This Is AuburnElectronic Theses and Dissertations

Monitoring, quantifying, and controlling the effects of cyanobacterial blooms and toxins




Buley, Riley

Type of Degree

PhD Dissertation


School of Fisheries, Aquaculture, and Aquatic Sciences

Restriction Status


Restriction Type


Date Available

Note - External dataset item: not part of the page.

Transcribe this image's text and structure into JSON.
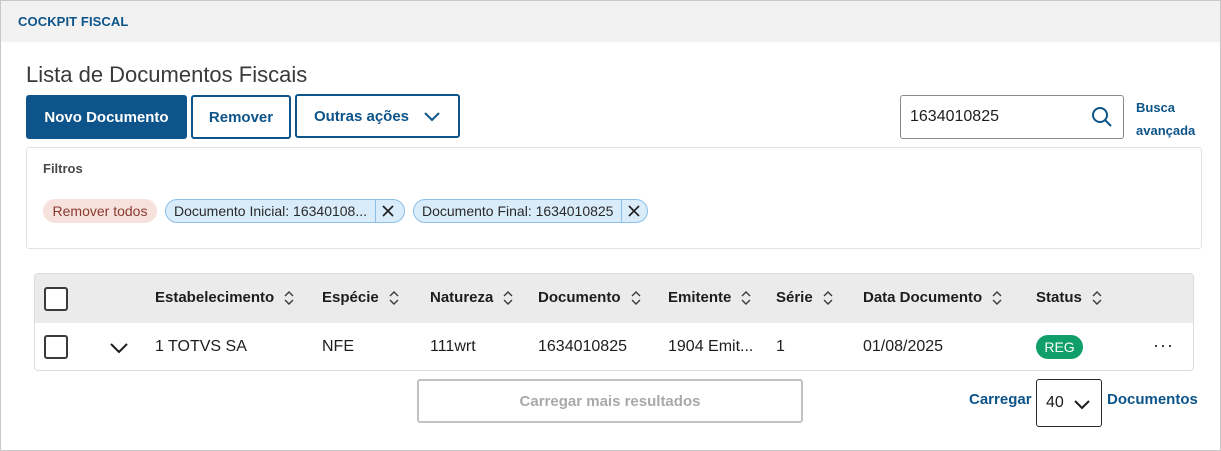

Cyanobacterial blooms and toxins have harmful impacts on global aquatic ecosystems. Within this, their impact on the water quality of freshwater systems are particularly troublesome. My research investigated methods to both monitor and control cyanobacterial blooms and toxins to assist resource managers with this pressing aquatic resource issue. My monitoring research included identifying the environmental drivers of microcystin, a hepatotoxin produced by select cyanobacteria, using both a linear meta-analytical analysis and non-linear generalized additive modeling approach. Linear meta-analysis of 2,643 global fresh waterbodies indicated that chlorophyll, total dissolved phosphorus, total phosphorus, and Secchi disk depth were the strongest water quality parameters related to microcystin occurrence. On the other hand, non-linear analysis of 2,040 global fresh waterbodies indicated that total nitrogen, turbidity, pH, and Secchi disk depth were the strongest water quality parameters related to microcystin occurrence. Although similarities were found between these two approaches, my findings suggest trends in cyanobacterial data may be non-linear, and utilizing non-linear analyses to assess such data are recommended. To control cyanobacterial blooms, I compared the effectiveness of 7 different algaecides (including copper-, hydrogen peroxide (H2O2)-, peracetic acid-, and clay-based products) in a 35- day field experiment, and also assessed the nuanced effectiveness of H2O2 under varying environmental conditions. In general, it was found that copper-based products remain the most efficient and cheapest choice to reduce total phytoplankton biomass in aquaculture systems. However, peracetic acid-based products effectively reduced cyanobacteria while having marginal effects on beneficial algae and zooplankton. Such algaecides could be effective alternatives to copper-based products depending on the outcomes sought by resource managers. Lastly, my laboratory study of H2O2 assessed its effectiveness at reducing cyanobacteria under different environmental conditions, including varying dissolved organic matter concentrations, temperatures, and starting phytoplankton concentrations. Neither variation in dissolved organic matter concentration nor temperature influenced the effectiveness of H2O2 at reducing cyanobacteria. However, initial phytoplankton density as well as H2O2 dose greatly influenced the effectiveness of the algaecide. Thus, water resource managers are encouraged to consider how ambient conditions may alter the ability H2O2 to control algal blooms prior to treatment.